30Balanced States and Unbalanced States Buyer+S2S1Balanced State 1S1S2-+BuyerBalanced State 2S2S1+-BuyerBalanced State 3+-S2S1BuyerUnbalanced State 1S2S1+-BuyerUnbalanced State 2S2S1-BuyerUnbalanced State 3
31Future ResearchControl and emergence—supplier-supplier relationship as the interface between control and emergence; positive feedback or deviation amplifying loopOther triads beyond B-S-S triads such as B-S-B’s customer or B-B-STetradsB-S relationship as embedded in larger networkTriads in service outsourcing—Bridge transfer and bridge decaySocial network analysis of Supply NetworksSimulation of supply base as CAS using cellular automataEconometric studies of CAS using archival data

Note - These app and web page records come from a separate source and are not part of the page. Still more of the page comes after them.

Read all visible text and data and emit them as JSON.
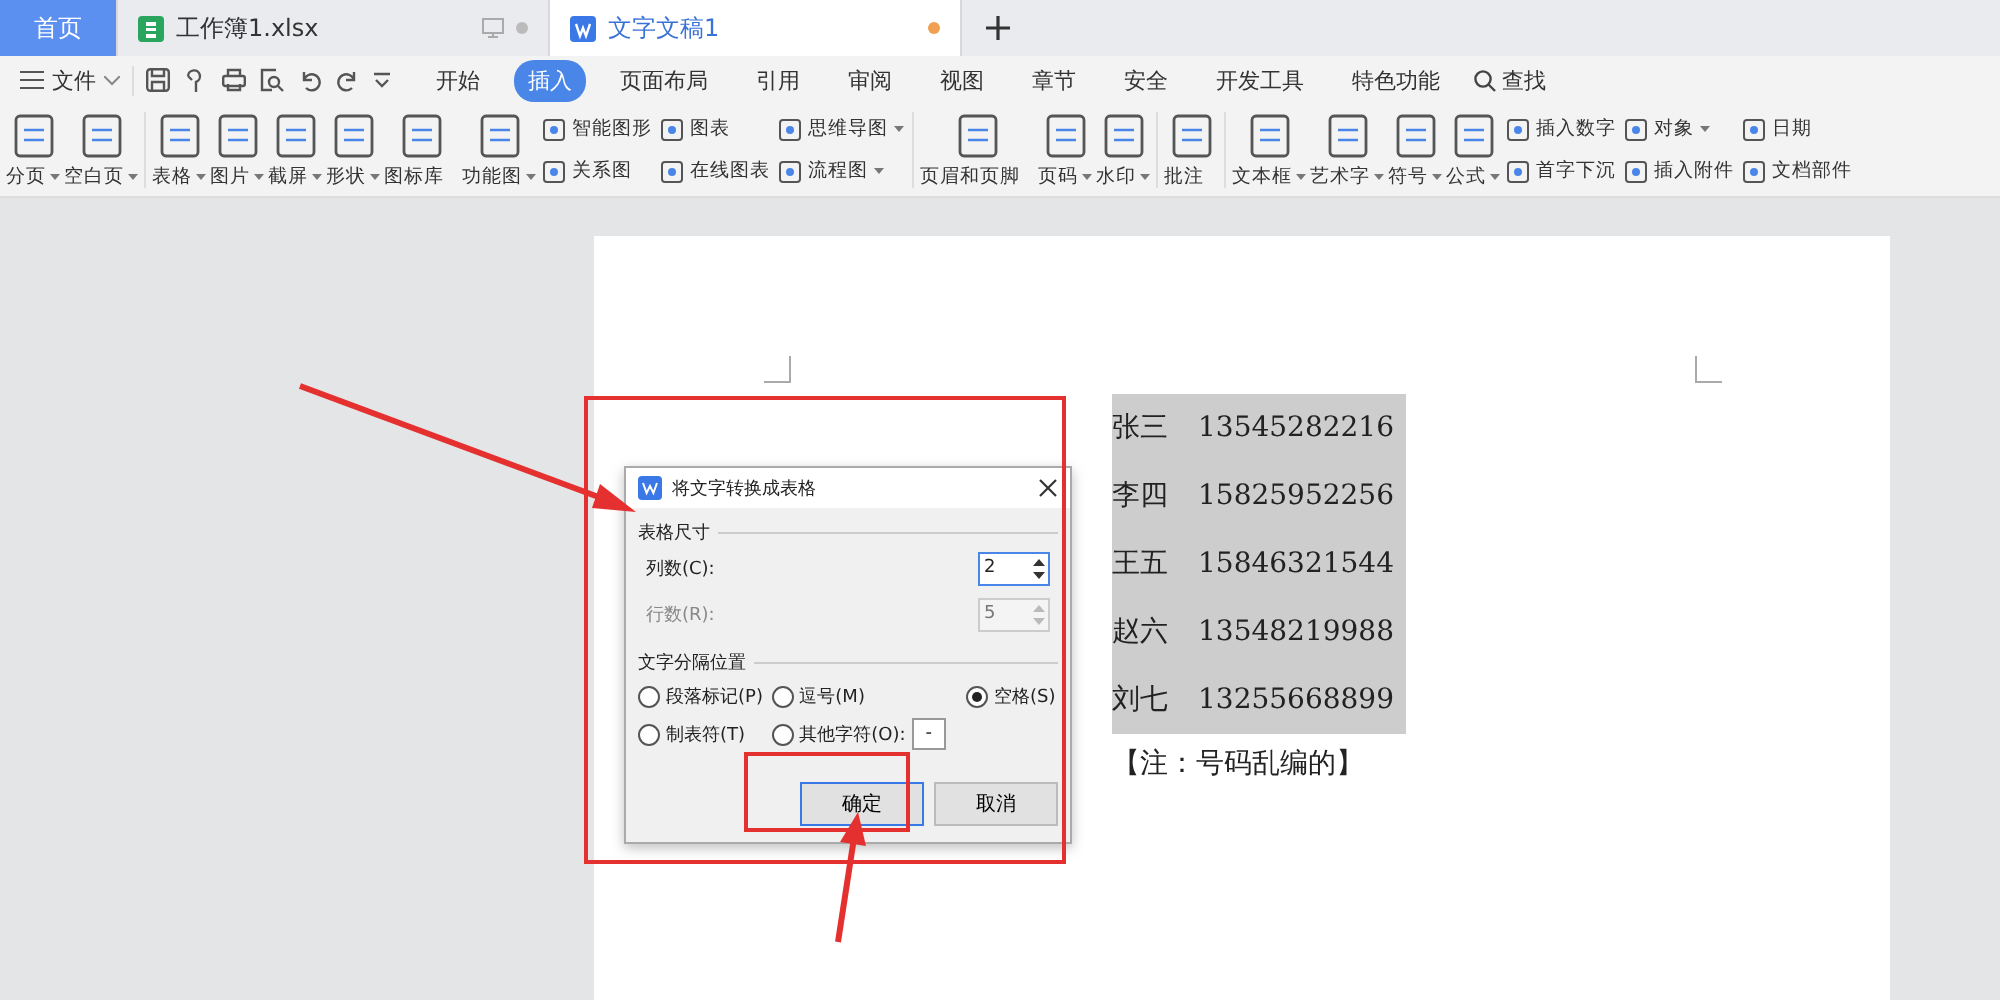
{
  "tabs": [
    {
      "label": "首页",
      "kind": "home",
      "selected": false
    },
    {
      "label": "工作簿1.xlsx",
      "kind": "sheet",
      "selected": false
    },
    {
      "label": "文字文稿1",
      "kind": "doc",
      "selected": true
    }
  ],
  "menu": {
    "file": "文件",
    "items": [
      {
        "label": "开始",
        "selected": false
      },
      {
        "label": "插入",
        "selected": true
      },
      {
        "label": "页面布局",
        "selected": false
      },
      {
        "label": "引用",
        "selected": false
      },
      {
        "label": "审阅",
        "selected": false
      },
      {
        "label": "视图",
        "selected": false
      },
      {
        "label": "章节",
        "selected": false
      },
      {
        "label": "安全",
        "selected": false
      },
      {
        "label": "开发工具",
        "selected": false
      },
      {
        "label": "特色功能",
        "selected": false
      }
    ],
    "search": "查找"
  },
  "ribbon": [
    {
      "kind": "large",
      "label": "分页",
      "dropdown": true
    },
    {
      "kind": "large",
      "label": "空白页",
      "dropdown": true
    },
    {
      "kind": "sep"
    },
    {
      "kind": "large",
      "label": "表格",
      "dropdown": true
    },
    {
      "kind": "large",
      "label": "图片",
      "dropdown": true
    },
    {
      "kind": "large",
      "label": "截屏",
      "dropdown": true
    },
    {
      "kind": "large",
      "label": "形状",
      "dropdown": true
    },
    {
      "kind": "large",
      "label": "图标库",
      "dropdown": false
    },
    {
      "kind": "large",
      "label": "功能图",
      "dropdown": true
    },
    {
      "kind": "stack",
      "items": [
        {
          "label": "智能图形",
          "dropdown": false
        },
        {
          "label": "关系图",
          "dropdown": false
        }
      ]
    },
    {
      "kind": "stack",
      "items": [
        {
          "label": "图表",
          "dropdown": false
        },
        {
          "label": "在线图表",
          "dropdown": false
        }
      ]
    },
    {
      "kind": "stack",
      "items": [
        {
          "label": "思维导图",
          "dropdown": true
        },
        {
          "label": "流程图",
          "dropdown": true
        }
      ]
    },
    {
      "kind": "sep"
    },
    {
      "kind": "large",
      "label": "页眉和页脚",
      "dropdown": false
    },
    {
      "kind": "large",
      "label": "页码",
      "dropdown": true
    },
    {
      "kind": "large",
      "label": "水印",
      "dropdown": true
    },
    {
      "kind": "sep"
    },
    {
      "kind": "large",
      "label": "批注",
      "dropdown": false
    },
    {
      "kind": "sep"
    },
    {
      "kind": "large",
      "label": "文本框",
      "dropdown": true
    },
    {
      "kind": "large",
      "label": "艺术字",
      "dropdown": true
    },
    {
      "kind": "large",
      "label": "符号",
      "dropdown": true
    },
    {
      "kind": "large",
      "label": "公式",
      "dropdown": true
    },
    {
      "kind": "stack",
      "items": [
        {
          "label": "插入数字",
          "dropdown": false
        },
        {
          "label": "首字下沉",
          "dropdown": false
        }
      ]
    },
    {
      "kind": "stack",
      "items": [
        {
          "label": "对象",
          "dropdown": true
        },
        {
          "label": "插入附件",
          "dropdown": false
        }
      ]
    },
    {
      "kind": "stack",
      "items": [
        {
          "label": "日期",
          "dropdown": false
        },
        {
          "label": "文档部件",
          "dropdown": false
        }
      ]
    }
  ],
  "document": {
    "rows": [
      {
        "name": "张三",
        "phone": "13545282216"
      },
      {
        "name": "李四",
        "phone": "15825952256"
      },
      {
        "name": "王五",
        "phone": "15846321544"
      },
      {
        "name": "赵六",
        "phone": "13548219988"
      },
      {
        "name": "刘七",
        "phone": "13255668899"
      }
    ],
    "note": "【注：号码乱编的】"
  },
  "dialog": {
    "title": "将文字转换成表格",
    "size_group": "表格尺寸",
    "fields": [
      {
        "label": "列数(C):",
        "value": "2",
        "disabled": false
      },
      {
        "label": "行数(R):",
        "value": "5",
        "disabled": true
      }
    ],
    "separator_group": "文字分隔位置",
    "options": [
      {
        "label": "段落标记(P)",
        "selected": false
      },
      {
        "label": "逗号(M)",
        "selected": false
      },
      {
        "label": "空格(S)",
        "selected": true
      },
      {
        "label": "制表符(T)",
        "selected": false
      },
      {
        "label": "其他字符(O):",
        "selected": false,
        "value": "-"
      }
    ],
    "buttons": [
      {
        "label": "确定",
        "default": true
      },
      {
        "label": "取消",
        "default": false
      }
    ]
  }
}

34The presentation slides have been built based on following published/unpublished articles “Supply Networks and Complex Adaptive Systems: Control Versus Emergence,” Journal of Operations Management 19 (2001) , Thomas Choi, Kevin Dooley, and Manus Rungtusanatham“Unveiling the Structure of Supply Networks: Case Studies in Honda, Acura, and DaimlerChrysler,” Journal of Operations Management 20 (2002) , Thomas Choi and Yunsook Hong“Supplier-Supplier Relationships and Their Implications on Buyer-Supplier Relationships,” IEEE Transactions on Engineering Management, 49, 2, May (2002), Thomas Choi, Zhaohui Wu, Lisa Ellram, and Balaji Koka“Building Deep Supplier Relationships,” Harvard Business Review December (2004), Jeffrey Liker and Thomas Choi (Reprint R0412G)“Supplier-Supplier Relationships in the Buyer-Supplier Triad: Building Theories from Eight Case Studies,” Journal of Operations Management 24 (2005) 27-52, Zhaohui Wu and Thomas Choi“On the Dark Side of Strategic Sourcing: Experiences from the Aerospace Industry,” Academy of Management Executive, (2005) 19, 1, Christian Rossetti and Thomas Choi“The Supply Base and Its Complexity: Implications for Transaction Costs, Risks, Responsiveness, and Innovation,” Journal of Operations Management 24 (2006) , Thomas Choi and Daniel Krause“Triads in Supply Networks: Interpretation through Balance Theory and Structural-Hole Concept,” Under review, Thomas Choi and Zhaohui Wu